--- DATA Enclosed Below ---

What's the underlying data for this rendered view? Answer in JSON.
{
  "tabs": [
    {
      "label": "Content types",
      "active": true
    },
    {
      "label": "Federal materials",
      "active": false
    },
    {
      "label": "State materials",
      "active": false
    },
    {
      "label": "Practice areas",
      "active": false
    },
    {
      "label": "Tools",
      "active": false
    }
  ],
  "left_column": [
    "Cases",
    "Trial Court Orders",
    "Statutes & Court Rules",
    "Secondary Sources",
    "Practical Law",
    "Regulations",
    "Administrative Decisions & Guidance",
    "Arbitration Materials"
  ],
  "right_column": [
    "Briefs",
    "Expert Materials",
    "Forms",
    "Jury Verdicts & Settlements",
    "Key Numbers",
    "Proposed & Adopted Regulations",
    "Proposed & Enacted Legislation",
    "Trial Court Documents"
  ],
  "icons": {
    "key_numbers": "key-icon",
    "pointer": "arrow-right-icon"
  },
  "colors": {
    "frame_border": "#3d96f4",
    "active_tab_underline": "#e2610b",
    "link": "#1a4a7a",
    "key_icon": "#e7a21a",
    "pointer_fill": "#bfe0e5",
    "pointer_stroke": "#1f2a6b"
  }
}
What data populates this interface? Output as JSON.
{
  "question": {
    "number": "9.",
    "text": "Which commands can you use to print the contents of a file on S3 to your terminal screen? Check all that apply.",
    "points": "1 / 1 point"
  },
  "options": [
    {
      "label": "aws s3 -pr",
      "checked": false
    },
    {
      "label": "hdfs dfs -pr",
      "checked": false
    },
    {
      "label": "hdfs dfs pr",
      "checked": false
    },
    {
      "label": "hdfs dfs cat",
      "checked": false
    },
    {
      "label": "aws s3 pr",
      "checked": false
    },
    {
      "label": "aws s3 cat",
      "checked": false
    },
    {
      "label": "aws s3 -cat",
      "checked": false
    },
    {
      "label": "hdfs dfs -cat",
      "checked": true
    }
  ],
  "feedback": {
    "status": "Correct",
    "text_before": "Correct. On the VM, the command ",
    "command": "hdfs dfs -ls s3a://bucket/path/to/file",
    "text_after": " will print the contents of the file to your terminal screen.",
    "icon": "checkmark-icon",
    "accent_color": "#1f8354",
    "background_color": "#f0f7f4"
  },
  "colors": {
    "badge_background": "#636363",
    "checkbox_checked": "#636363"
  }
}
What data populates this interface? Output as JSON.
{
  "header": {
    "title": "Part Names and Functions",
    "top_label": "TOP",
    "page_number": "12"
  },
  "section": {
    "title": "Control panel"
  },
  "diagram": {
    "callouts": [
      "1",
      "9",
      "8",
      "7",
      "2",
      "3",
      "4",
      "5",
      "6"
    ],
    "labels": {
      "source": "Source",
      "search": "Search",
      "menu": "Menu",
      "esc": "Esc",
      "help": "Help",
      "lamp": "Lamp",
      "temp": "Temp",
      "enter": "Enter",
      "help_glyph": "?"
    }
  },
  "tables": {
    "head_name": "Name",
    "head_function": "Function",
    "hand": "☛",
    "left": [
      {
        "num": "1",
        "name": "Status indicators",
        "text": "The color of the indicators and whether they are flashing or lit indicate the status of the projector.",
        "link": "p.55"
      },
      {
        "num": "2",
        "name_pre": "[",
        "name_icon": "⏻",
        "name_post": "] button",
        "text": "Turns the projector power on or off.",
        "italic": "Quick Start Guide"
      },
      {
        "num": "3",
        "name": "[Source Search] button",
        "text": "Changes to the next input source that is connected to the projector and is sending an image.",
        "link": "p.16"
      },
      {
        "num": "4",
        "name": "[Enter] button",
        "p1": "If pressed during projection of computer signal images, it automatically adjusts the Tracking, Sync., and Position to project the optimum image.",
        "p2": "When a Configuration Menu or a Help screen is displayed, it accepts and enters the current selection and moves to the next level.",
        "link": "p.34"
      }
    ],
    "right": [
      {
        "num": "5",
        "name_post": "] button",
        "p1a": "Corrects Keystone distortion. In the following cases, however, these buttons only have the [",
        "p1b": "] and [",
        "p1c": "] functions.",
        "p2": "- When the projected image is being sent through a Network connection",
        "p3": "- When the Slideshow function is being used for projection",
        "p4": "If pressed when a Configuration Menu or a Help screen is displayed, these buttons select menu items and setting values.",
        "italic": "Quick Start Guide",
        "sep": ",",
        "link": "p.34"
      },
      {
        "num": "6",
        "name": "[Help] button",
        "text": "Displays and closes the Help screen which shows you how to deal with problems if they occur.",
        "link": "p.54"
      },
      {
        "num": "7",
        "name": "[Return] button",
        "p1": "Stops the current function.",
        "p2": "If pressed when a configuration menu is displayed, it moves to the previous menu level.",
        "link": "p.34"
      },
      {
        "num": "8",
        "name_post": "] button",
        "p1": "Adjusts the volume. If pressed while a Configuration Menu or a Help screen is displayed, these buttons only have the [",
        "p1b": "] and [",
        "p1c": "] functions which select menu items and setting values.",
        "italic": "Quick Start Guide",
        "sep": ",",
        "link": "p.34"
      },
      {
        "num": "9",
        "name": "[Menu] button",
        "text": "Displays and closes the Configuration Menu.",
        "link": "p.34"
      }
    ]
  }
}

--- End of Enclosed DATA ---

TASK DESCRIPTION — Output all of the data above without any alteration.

REPLY —
What's the underlying data for this rendered view? Answer in JSON.
{
  "tabs": [
    {
      "label": "Content types",
      "active": true
    },
    {
      "label": "Federal materials",
      "active": false
    },
    {
      "label": "State materials",
      "active": false
    },
    {
      "label": "Practice areas",
      "active": false
    },
    {
      "label": "Tools",
      "active": false
    }
  ],
  "left_column": [
    "Cases",
    "Trial Court Orders",
    "Statutes & Court Rules",
    "Secondary Sources",
    "Practical Law",
    "Regulations",
    "Administrative Decisions & Guidance",
    "Arbitration Materials"
  ],
  "right_column": [
    "Briefs",
    "Expert Materials",
    "Forms",
    "Jury Verdicts & Settlements",
    "Key Numbers",
    "Proposed & Adopted Regulations",
    "Proposed & Enacted Legislation",
    "Trial Court Documents"
  ],
  "icons": {
    "key_numbers": "key-icon",
    "pointer": "arrow-right-icon"
  },
  "colors": {
    "frame_border": "#3d96f4",
    "active_tab_underline": "#e2610b",
    "link": "#1a4a7a",
    "key_icon": "#e7a21a",
    "pointer_fill": "#bfe0e5",
    "pointer_stroke": "#1f2a6b"
  }
}
What data populates this interface? Output as JSON.
{
  "question": {
    "number": "9.",
    "text": "Which commands can you use to print the contents of a file on S3 to your terminal screen? Check all that apply.",
    "points": "1 / 1 point"
  },
  "options": [
    {
      "label": "aws s3 -pr",
      "checked": false
    },
    {
      "label": "hdfs dfs -pr",
      "checked": false
    },
    {
      "label": "hdfs dfs pr",
      "checked": false
    },
    {
      "label": "hdfs dfs cat",
      "checked": false
    },
    {
      "label": "aws s3 pr",
      "checked": false
    },
    {
      "label": "aws s3 cat",
      "checked": false
    },
    {
      "label": "aws s3 -cat",
      "checked": false
    },
    {
      "label": "hdfs dfs -cat",
      "checked": true
    }
  ],
  "feedback": {
    "status": "Correct",
    "text_before": "Correct. On the VM, the command ",
    "command": "hdfs dfs -ls s3a://bucket/path/to/file",
    "text_after": " will print the contents of the file to your terminal screen.",
    "icon": "checkmark-icon",
    "accent_color": "#1f8354",
    "background_color": "#f0f7f4"
  },
  "colors": {
    "badge_background": "#636363",
    "checkbox_checked": "#636363"
  }
}
What data populates this interface? Output as JSON.
{
  "header": {
    "title": "Part Names and Functions",
    "top_label": "TOP",
    "page_number": "12"
  },
  "section": {
    "title": "Control panel"
  },
  "diagram": {
    "callouts": [
      "1",
      "9",
      "8",
      "7",
      "2",
      "3",
      "4",
      "5",
      "6"
    ],
    "labels": {
      "source": "Source",
      "search": "Search",
      "menu": "Menu",
      "esc": "Esc",
      "help": "Help",
      "lamp": "Lamp",
      "temp": "Temp",
      "enter": "Enter",
      "help_glyph": "?"
    }
  },
  "tables": {
    "head_name": "Name",
    "head_function": "Function",
    "hand": "☛",
    "left": [
      {
        "num": "1",
        "name": "Status indicators",
        "text": "The color of the indicators and whether they are flashing or lit indicate the status of the projector.",
        "link": "p.55"
      },
      {
        "num": "2",
        "name_pre": "[",
        "name_icon": "⏻",
        "name_post": "] button",
        "text": "Turns the projector power on or off.",
        "italic": "Quick Start Guide"
      },
      {
        "num": "3",
        "name": "[Source Search] button",
        "text": "Changes to the next input source that is connected to the projector and is sending an image.",
        "link": "p.16"
      },
      {
        "num": "4",
        "name": "[Enter] button",
        "p1": "If pressed during projection of computer signal images, it automatically adjusts the Tracking, Sync., and Position to project the optimum image.",
        "p2": "When a Configuration Menu or a Help screen is displayed, it accepts and enters the current selection and moves to the next level.",
        "link": "p.34"
      }
    ],
    "right": [
      {
        "num": "5",
        "name_post": "] button",
        "p1a": "Corrects Keystone distortion. In the following cases, however, these buttons only have the [",
        "p1b": "] and [",
        "p1c": "] functions.",
        "p2": "- When the projected image is being sent through a Network connection",
        "p3": "- When the Slideshow function is being used for projection",
        "p4": "If pressed when a Configuration Menu or a Help screen is displayed, these buttons select menu items and setting values.",
        "italic": "Quick Start Guide",
        "sep": ",",
        "link": "p.34"
      },
      {
        "num": "6",
        "name": "[Help] button",
        "text": "Displays and closes the Help screen which shows you how to deal with problems if they occur.",
        "link": "p.54"
      },
      {
        "num": "7",
        "name": "[Return] button",
        "p1": "Stops the current function.",
        "p2": "If pressed when a configuration menu is displayed, it moves to the previous menu level.",
        "link": "p.34"
      },
      {
        "num": "8",
        "name_post": "] button",
        "p1": "Adjusts the volume. If pressed while a Configuration Menu or a Help screen is displayed, these buttons only have the [",
        "p1b": "] and [",
        "p1c": "] functions which select menu items and setting values.",
        "italic": "Quick Start Guide",
        "sep": ",",
        "link": "p.34"
      },
      {
        "num": "9",
        "name": "[Menu] button",
        "text": "Displays and closes the Configuration Menu.",
        "link": "p.34"
      }
    ]
  }
}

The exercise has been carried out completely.